Having done the manual work it is likely at this stage that the fire investigator can evaluate all the information gleaned and arrive at a scientific and valued assessment of what it all means.
Now comes the difficult bit. One has to convince the client of the outcome of the investigation, which is why the information that one has obtained, and derived, must be sound. This communication may be done verbally or by way of some form of report or statement which is yet another skill that the fire investigator needs to acquire through training and experience.
All the various strands of the information need to be well thought out, structured and brought together by way of a conclusion. It is often the case that only the conclusion of a report is actually read by the client.
There are many times when the fire investigator will need further information, over and above, what they might have at their 'finger tips' in order to evaluate all the information that they have derived and to form a conclusion as to the cause of the fire.
This talk will discuss some of these by way examples that will include such topics as:
- so called 'hot work': welding/cutting, disc cutters (abrasive wheels), propane gas torches;
- various industrial processes: polyurethane foam production and the likelihood of so called 'spontaneous combustion'; and,
- 'dispersed phase' explosions: dust, natural gas, petrol, and other hydrocarbons.
- CCTV and digital cameras
The 'Downside' and the 'Upside' of Information
There are many myths and legends concerning 'fire science' and 'fire investigation' and unfortunately some of these still persist today. Notwithstanding this, much effort has been put in to attempt to dispel some of these. The 'media' does not help in this respect. We still see clips on 'London's Burning' of the 'proverbial' cigarette end being thrown into a pool of petrol and it going 'whoosh' or even 'whoomph'! We still have programmes and books on 'Spontaneous Human combustion' (SHC). There are many more; some of these will be discussed in the talk.
Most fires are 'solved' by a combination of physical (scientific) and witness information.
Occasionally, one means or the other solves them. The 'Kings Cross' fire and the 'Windsor Castle' fire are good examples of these two extremes. Both will be discussed by way of example to illustrate this point.
Got there in the end! Having said that, the important point is that the user needs to have such information, as is available, regardless of how and in what form it arrives. One disquieting feature of all this e-information is that, in general, it effectively covers only the last 10 years or so. It seems to me that this might tend to make research students in the subject somewhat 'sloppy', and perhaps degrade some of the excellent work done, say 30 or 40 years ago (Rasbash and all that), to say nothing of Michael Faraday over 100 years ago!

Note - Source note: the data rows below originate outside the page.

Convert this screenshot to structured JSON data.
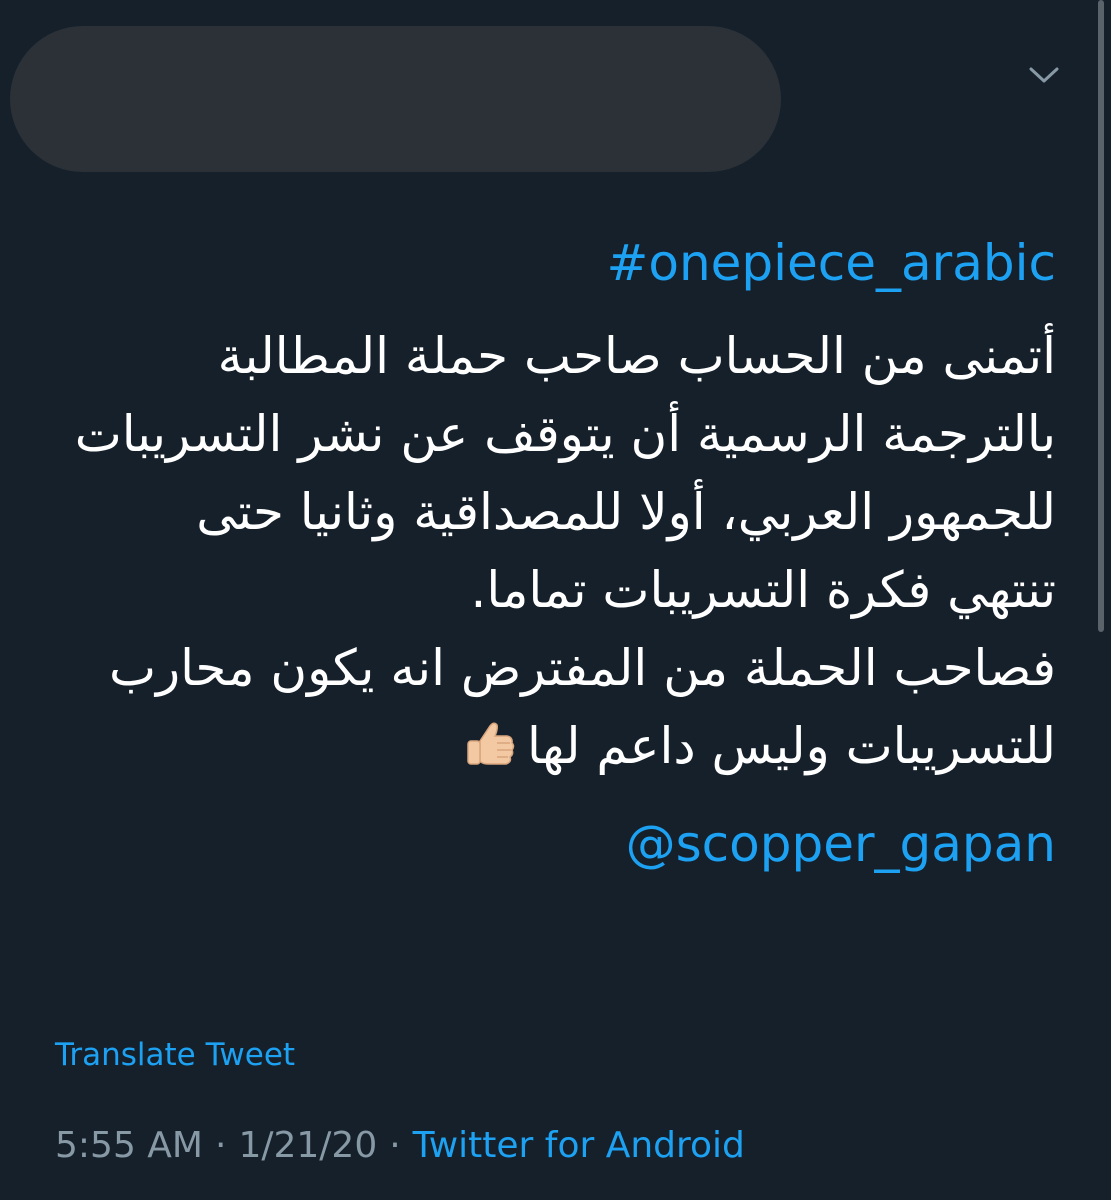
{
  "tweet": {
    "hashtag": "#onepiece_arabic",
    "lines": [
      "أتمنى من الحساب صاحب حملة المطالبة",
      "بالترجمة الرسمية أن يتوقف عن نشر التسريبات",
      "للجمهور العربي، أولا للمصداقية وثانيا حتى",
      "تنتهي فكرة التسريبات تماما.",
      "فصاحب الحملة من المفترض انه يكون محارب",
      "للتسريبات وليس داعم لها"
    ],
    "emoji": "thumbs-up",
    "mention": "@scopper_gapan"
  },
  "translate_label": "Translate Tweet",
  "meta": {
    "time": "5:55 AM",
    "date": "1/21/20",
    "separator": "·",
    "source": "Twitter for Android"
  },
  "icons": {
    "menu": "chevron-down-icon"
  },
  "colors": {
    "background": "#15202b",
    "text": "#ffffff",
    "accent": "#1da1f2",
    "muted": "#8899a6",
    "redacted": "#2b3137"
  }
}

Apart from 'fire science' and 'fire investigation there is often much information to be gleaned from other scientific disciplines from a fire scene. Some of these 'evidence types' will be discussed.
1. Summary fire statistics United Kingdom 1998 Statistical Bulletin Issue 8/00.
2. Fires in the home in 1998: results from the British Crime Survey; Statistical Bulletin 9/00.
3. Home Office Circular No. 44/2000
Cooke RA and Ide RH. Principles of Fire Investigation. Institution of Fire Engineers, Leicester, 1985
DeHaan JD. Kirk's Fire Investigation. 4th edition. New Jersey, Prentice-Hall, 1997.
NFPA 921. Fire and Explosion Investigations, 2001 Edition.
The Chemical History of a Candle, Michael Faraday: ISBN: 0-87797-209-5